You might just see the two butterflies mentioned on this 3.6 mile (6kms) walk if you go now.
Park at Lord’s Piece, SU993169, between Duncton and Coldwaltham. Take the road, southeast, or the parallel path inside the nature reserve which meets up with the road. Hedges of blackthorn as the road continues on to the Bignor Park road to the left, should have brown hairstreaks in them.
Turn NE on the road which has verges protected for spring and summer flowers such as southern marsh and spotted orchids. This is usually a quiet road and a good place to see autumn migrants among the trees
and open fields.
But you must now cross the busy B2138 on to the bridleway going east to Watersfield Common. Halfway along this look for a footpath sign left, along the edge of the wood, into a sandy cutting where you will see both hard and male ferns.
Turn left on to the farm track, which will take you to a dangerous little bend on the Waltham Park Road that you have to cross. There is now a footpath diving into the oak and ash woods of Waltham Park. Honeysuckle climbing the trunks may still be in flower. This supports the caterpillars of another fairly rare butterfly – the white admiral.
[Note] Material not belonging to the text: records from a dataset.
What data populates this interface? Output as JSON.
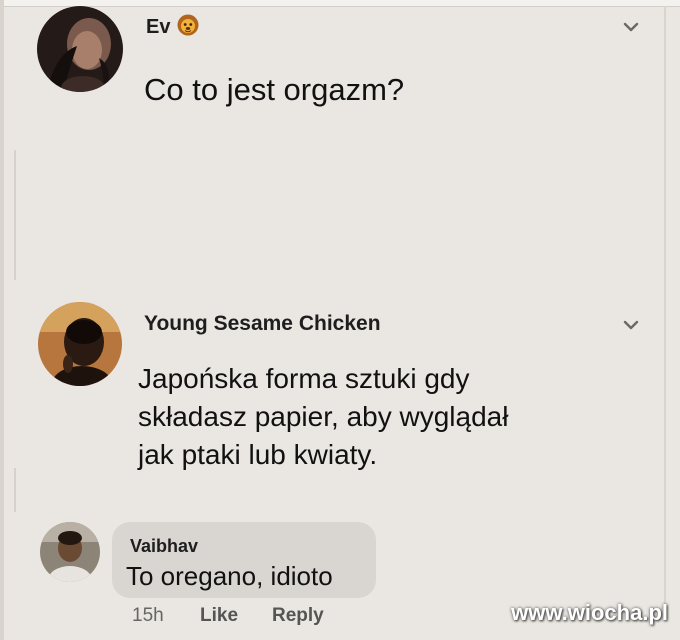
{
  "comments": [
    {
      "author": "Ev",
      "author_badge": "lion-face-emoji",
      "text_lines": [
        "Co to jest orgazm?"
      ]
    },
    {
      "author": "Young Sesame Chicken",
      "text_lines": [
        "Japońska forma sztuki gdy",
        "składasz papier, aby wyglądał",
        "jak ptaki lub kwiaty."
      ]
    },
    {
      "author": "Vaibhav",
      "text_lines": [
        "To oregano, idioto"
      ],
      "time": "15h",
      "like_label": "Like",
      "reply_label": "Reply"
    }
  ],
  "watermark": "www.wiocha.pl",
  "colors": {
    "background": "#eae6e1",
    "bubble": "#d9d5d1",
    "text": "#111111",
    "meta": "#555555"
  }
}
Our path wanders NW through bracken and grass rides with spruce and oaks, comes out into a meadow where the hedges of holly and ivy should be supporting our
butterfly of the week – the holly blue.
You will come to the main road again at Tripp Hill. Cross this on to the Serpent Trail that now runs SW. This passes through ancient meadows and on to Coates Common woods.
Bird life here is very prolific, with 45 species in the breeding season.
Coates is also a well-known site for insects such as rove beetles, ichneumons, dung flies and even the lesser earwig. The trail crosses a minor tributary of the Rother in a sandy gully. There are lots more holly trees from which our butterflies here will have hatched in the spring.
Then we are in the golden triangle (as it is shown on the OS map) of Sutton Common and Lord’s Piece.
This is a nature reserve with spectacular views as you descend on whichever path you choose through the heather and ling of this sandy heathland.
The place is home to rare birds such as nightjar, woodlark, tree pipit and stonechat. The rare field cricket lives here in its sandy burrows. Quite often, when arriving here for a walk, I have come across other classic car owners who have arrived to enjoy a picnic and a short stroll in sight of their treasures.
A 1948 Morris Minor was here this time, fore-runner of the Traveller. On meeting the owner, the subject was distributors and dashpots rather than lesser earwigs and woodlice.